Within the entries below, every line containing "Please" is to be copied.

RECORDS PROVIDED: Begin

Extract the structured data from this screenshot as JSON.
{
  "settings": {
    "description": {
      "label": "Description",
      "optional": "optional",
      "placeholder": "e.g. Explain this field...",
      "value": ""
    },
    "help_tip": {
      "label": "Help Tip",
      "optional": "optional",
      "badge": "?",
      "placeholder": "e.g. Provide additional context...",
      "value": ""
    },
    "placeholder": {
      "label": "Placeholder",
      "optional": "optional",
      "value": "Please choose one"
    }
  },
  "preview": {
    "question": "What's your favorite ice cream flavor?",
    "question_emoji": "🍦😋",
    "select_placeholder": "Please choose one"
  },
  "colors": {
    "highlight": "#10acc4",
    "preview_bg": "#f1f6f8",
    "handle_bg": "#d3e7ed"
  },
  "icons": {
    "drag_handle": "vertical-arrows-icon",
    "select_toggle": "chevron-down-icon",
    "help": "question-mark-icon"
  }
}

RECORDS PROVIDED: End

- **RESPONSE**
      "value": "Please choose one"
    "select_placeholder": "Please choose one"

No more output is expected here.